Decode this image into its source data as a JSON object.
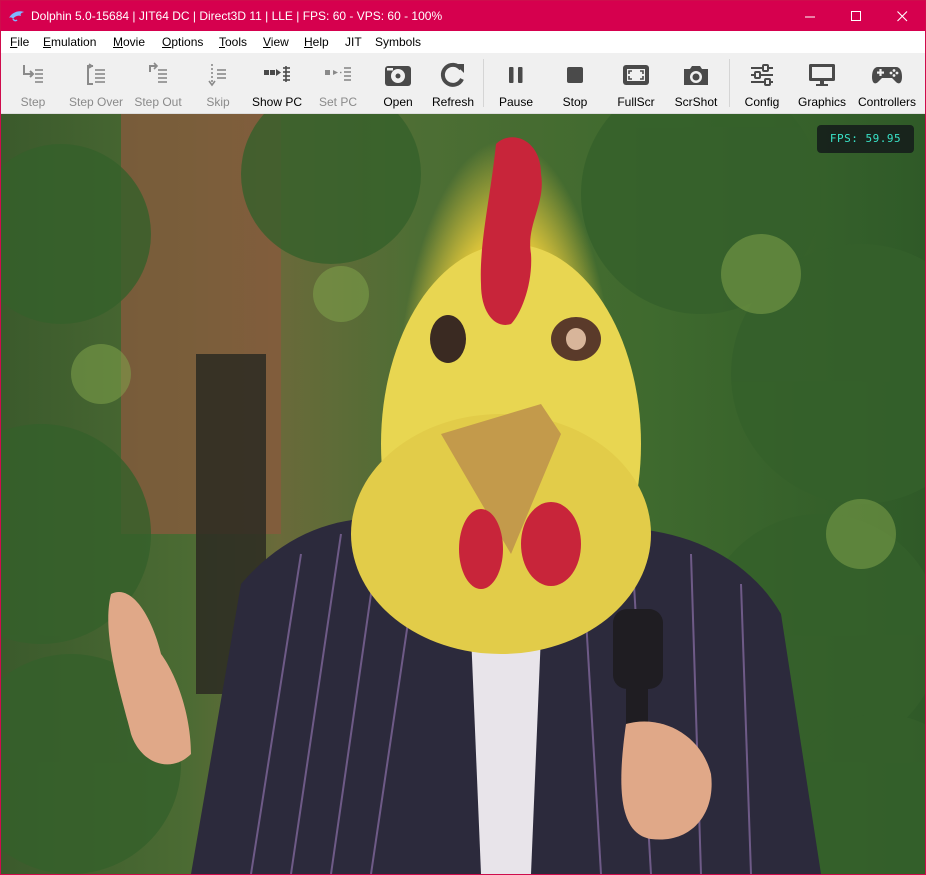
{
  "window": {
    "title": "Dolphin 5.0-15684 | JIT64 DC | Direct3D 11 | LLE | FPS: 60 - VPS: 60 - 100%",
    "accent_color": "#d6004e"
  },
  "menu": {
    "items": [
      {
        "label": "File",
        "accel": "F",
        "rest": "ile"
      },
      {
        "label": "Emulation",
        "accel": "E",
        "rest": "mulation"
      },
      {
        "label": "Movie",
        "accel": "M",
        "rest": "ovie"
      },
      {
        "label": "Options",
        "accel": "O",
        "rest": "ptions"
      },
      {
        "label": "Tools",
        "accel": "T",
        "rest": "ools"
      },
      {
        "label": "View",
        "accel": "V",
        "rest": "iew"
      },
      {
        "label": "Help",
        "accel": "H",
        "rest": "elp"
      },
      {
        "label": "JIT",
        "accel": "",
        "rest": "JIT"
      },
      {
        "label": "Symbols",
        "accel": "",
        "rest": "Symbols"
      }
    ]
  },
  "toolbar": {
    "step": "Step",
    "step_over": "Step Over",
    "step_out": "Step Out",
    "skip": "Skip",
    "show_pc": "Show PC",
    "set_pc": "Set PC",
    "open": "Open",
    "refresh": "Refresh",
    "pause": "Pause",
    "stop": "Stop",
    "fullscr": "FullScr",
    "scrshot": "ScrShot",
    "config": "Config",
    "graphics": "Graphics",
    "controllers": "Controllers"
  },
  "render": {
    "fps_overlay": "FPS: 59.95",
    "scene_colors": {
      "mask": "#e9d84f",
      "comb": "#c8253a",
      "foliage": "#3f6a2e",
      "suit": "#2c2a3c"
    }
  }
}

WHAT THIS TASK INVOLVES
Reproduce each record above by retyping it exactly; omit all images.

RESPONSE TO THIS EXERCISE
Decode this image into its source data as a JSON object.
{
  "window": {
    "title": "Dolphin 5.0-15684 | JIT64 DC | Direct3D 11 | LLE | FPS: 60 - VPS: 60 - 100%",
    "accent_color": "#d6004e"
  },
  "menu": {
    "items": [
      {
        "label": "File",
        "accel": "F",
        "rest": "ile"
      },
      {
        "label": "Emulation",
        "accel": "E",
        "rest": "mulation"
      },
      {
        "label": "Movie",
        "accel": "M",
        "rest": "ovie"
      },
      {
        "label": "Options",
        "accel": "O",
        "rest": "ptions"
      },
      {
        "label": "Tools",
        "accel": "T",
        "rest": "ools"
      },
      {
        "label": "View",
        "accel": "V",
        "rest": "iew"
      },
      {
        "label": "Help",
        "accel": "H",
        "rest": "elp"
      },
      {
        "label": "JIT",
        "accel": "",
        "rest": "JIT"
      },
      {
        "label": "Symbols",
        "accel": "",
        "rest": "Symbols"
      }
    ]
  },
  "toolbar": {
    "step": "Step",
    "step_over": "Step Over",
    "step_out": "Step Out",
    "skip": "Skip",
    "show_pc": "Show PC",
    "set_pc": "Set PC",
    "open": "Open",
    "refresh": "Refresh",
    "pause": "Pause",
    "stop": "Stop",
    "fullscr": "FullScr",
    "scrshot": "ScrShot",
    "config": "Config",
    "graphics": "Graphics",
    "controllers": "Controllers"
  },
  "render": {
    "fps_overlay": "FPS: 59.95",
    "scene_colors": {
      "mask": "#e9d84f",
      "comb": "#c8253a",
      "foliage": "#3f6a2e",
      "suit": "#2c2a3c"
    }
  }
}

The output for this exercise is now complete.